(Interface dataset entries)
————————

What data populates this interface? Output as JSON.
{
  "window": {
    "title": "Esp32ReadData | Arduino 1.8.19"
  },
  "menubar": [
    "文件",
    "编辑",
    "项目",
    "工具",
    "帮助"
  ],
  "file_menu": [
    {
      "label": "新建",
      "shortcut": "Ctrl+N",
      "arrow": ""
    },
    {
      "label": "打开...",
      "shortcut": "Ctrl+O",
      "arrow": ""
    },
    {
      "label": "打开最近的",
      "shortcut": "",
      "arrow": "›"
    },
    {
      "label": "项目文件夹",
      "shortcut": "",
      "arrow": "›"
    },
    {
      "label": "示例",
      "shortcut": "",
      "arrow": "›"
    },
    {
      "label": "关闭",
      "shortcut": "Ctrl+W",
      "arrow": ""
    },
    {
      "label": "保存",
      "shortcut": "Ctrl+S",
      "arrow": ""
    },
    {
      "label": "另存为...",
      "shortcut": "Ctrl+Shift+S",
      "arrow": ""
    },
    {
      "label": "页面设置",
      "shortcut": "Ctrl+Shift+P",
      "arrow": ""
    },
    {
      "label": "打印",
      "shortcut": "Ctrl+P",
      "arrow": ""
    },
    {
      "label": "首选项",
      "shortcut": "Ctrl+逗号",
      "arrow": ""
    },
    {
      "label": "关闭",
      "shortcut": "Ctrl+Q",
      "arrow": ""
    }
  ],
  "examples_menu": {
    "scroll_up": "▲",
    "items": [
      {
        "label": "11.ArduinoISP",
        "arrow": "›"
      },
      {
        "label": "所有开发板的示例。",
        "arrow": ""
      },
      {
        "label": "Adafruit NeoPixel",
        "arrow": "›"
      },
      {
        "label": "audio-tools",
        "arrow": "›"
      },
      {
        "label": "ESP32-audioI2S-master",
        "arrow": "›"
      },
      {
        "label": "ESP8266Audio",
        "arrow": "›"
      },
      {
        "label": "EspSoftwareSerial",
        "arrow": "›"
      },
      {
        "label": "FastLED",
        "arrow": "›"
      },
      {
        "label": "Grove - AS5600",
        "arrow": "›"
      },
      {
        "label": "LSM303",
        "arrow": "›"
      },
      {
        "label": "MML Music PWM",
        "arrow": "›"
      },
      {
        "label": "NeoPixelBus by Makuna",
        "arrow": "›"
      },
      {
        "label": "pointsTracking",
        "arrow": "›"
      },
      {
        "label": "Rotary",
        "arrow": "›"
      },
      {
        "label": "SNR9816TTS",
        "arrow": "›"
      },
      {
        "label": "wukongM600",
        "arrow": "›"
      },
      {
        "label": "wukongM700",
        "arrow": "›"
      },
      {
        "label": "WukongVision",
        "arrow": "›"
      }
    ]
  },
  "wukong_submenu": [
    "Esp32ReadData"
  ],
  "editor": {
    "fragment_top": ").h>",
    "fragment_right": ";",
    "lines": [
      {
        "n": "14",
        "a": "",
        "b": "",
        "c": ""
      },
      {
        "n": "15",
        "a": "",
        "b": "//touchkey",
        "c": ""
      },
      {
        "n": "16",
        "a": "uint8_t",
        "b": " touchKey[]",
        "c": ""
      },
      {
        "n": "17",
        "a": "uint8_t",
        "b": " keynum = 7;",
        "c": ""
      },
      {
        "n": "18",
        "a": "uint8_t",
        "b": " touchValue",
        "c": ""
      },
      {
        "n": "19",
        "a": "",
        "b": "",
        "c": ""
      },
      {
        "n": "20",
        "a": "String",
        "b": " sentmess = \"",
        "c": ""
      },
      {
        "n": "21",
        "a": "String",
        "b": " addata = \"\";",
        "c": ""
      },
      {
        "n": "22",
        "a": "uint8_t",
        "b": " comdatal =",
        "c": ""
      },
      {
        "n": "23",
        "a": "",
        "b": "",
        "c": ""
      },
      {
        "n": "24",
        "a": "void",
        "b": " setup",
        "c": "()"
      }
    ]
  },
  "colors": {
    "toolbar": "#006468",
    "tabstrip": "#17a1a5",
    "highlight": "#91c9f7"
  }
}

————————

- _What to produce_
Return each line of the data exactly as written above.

- _Completed exercise_
What data populates this interface? Output as JSON.
{
  "window": {
    "title": "Esp32ReadData | Arduino 1.8.19"
  },
  "menubar": [
    "文件",
    "编辑",
    "项目",
    "工具",
    "帮助"
  ],
  "file_menu": [
    {
      "label": "新建",
      "shortcut": "Ctrl+N",
      "arrow": ""
    },
    {
      "label": "打开...",
      "shortcut": "Ctrl+O",
      "arrow": ""
    },
    {
      "label": "打开最近的",
      "shortcut": "",
      "arrow": "›"
    },
    {
      "label": "项目文件夹",
      "shortcut": "",
      "arrow": "›"
    },
    {
      "label": "示例",
      "shortcut": "",
      "arrow": "›"
    },
    {
      "label": "关闭",
      "shortcut": "Ctrl+W",
      "arrow": ""
    },
    {
      "label": "保存",
      "shortcut": "Ctrl+S",
      "arrow": ""
    },
    {
      "label": "另存为...",
      "shortcut": "Ctrl+Shift+S",
      "arrow": ""
    },
    {
      "label": "页面设置",
      "shortcut": "Ctrl+Shift+P",
      "arrow": ""
    },
    {
      "label": "打印",
      "shortcut": "Ctrl+P",
      "arrow": ""
    },
    {
      "label": "首选项",
      "shortcut": "Ctrl+逗号",
      "arrow": ""
    },
    {
      "label": "关闭",
      "shortcut": "Ctrl+Q",
      "arrow": ""
    }
  ],
  "examples_menu": {
    "scroll_up": "▲",
    "items": [
      {
        "label": "11.ArduinoISP",
        "arrow": "›"
      },
      {
        "label": "所有开发板的示例。",
        "arrow": ""
      },
      {
        "label": "Adafruit NeoPixel",
        "arrow": "›"
      },
      {
        "label": "audio-tools",
        "arrow": "›"
      },
      {
        "label": "ESP32-audioI2S-master",
        "arrow": "›"
      },
      {
        "label": "ESP8266Audio",
        "arrow": "›"
      },
      {
        "label": "EspSoftwareSerial",
        "arrow": "›"
      },
      {
        "label": "FastLED",
        "arrow": "›"
      },
      {
        "label": "Grove - AS5600",
        "arrow": "›"
      },
      {
        "label": "LSM303",
        "arrow": "›"
      },
      {
        "label": "MML Music PWM",
        "arrow": "›"
      },
      {
        "label": "NeoPixelBus by Makuna",
        "arrow": "›"
      },
      {
        "label": "pointsTracking",
        "arrow": "›"
      },
      {
        "label": "Rotary",
        "arrow": "›"
      },
      {
        "label": "SNR9816TTS",
        "arrow": "›"
      },
      {
        "label": "wukongM600",
        "arrow": "›"
      },
      {
        "label": "wukongM700",
        "arrow": "›"
      },
      {
        "label": "WukongVision",
        "arrow": "›"
      }
    ]
  },
  "wukong_submenu": [
    "Esp32ReadData"
  ],
  "editor": {
    "fragment_top": ").h>",
    "fragment_right": ";",
    "lines": [
      {
        "n": "14",
        "a": "",
        "b": "",
        "c": ""
      },
      {
        "n": "15",
        "a": "",
        "b": "//touchkey",
        "c": ""
      },
      {
        "n": "16",
        "a": "uint8_t",
        "b": " touchKey[]",
        "c": ""
      },
      {
        "n": "17",
        "a": "uint8_t",
        "b": " keynum = 7;",
        "c": ""
      },
      {
        "n": "18",
        "a": "uint8_t",
        "b": " touchValue",
        "c": ""
      },
      {
        "n": "19",
        "a": "",
        "b": "",
        "c": ""
      },
      {
        "n": "20",
        "a": "String",
        "b": " sentmess = \"",
        "c": ""
      },
      {
        "n": "21",
        "a": "String",
        "b": " addata = \"\";",
        "c": ""
      },
      {
        "n": "22",
        "a": "uint8_t",
        "b": " comdatal =",
        "c": ""
      },
      {
        "n": "23",
        "a": "",
        "b": "",
        "c": ""
      },
      {
        "n": "24",
        "a": "void",
        "b": " setup",
        "c": "()"
      }
    ]
  },
  "colors": {
    "toolbar": "#006468",
    "tabstrip": "#17a1a5",
    "highlight": "#91c9f7"
  }
}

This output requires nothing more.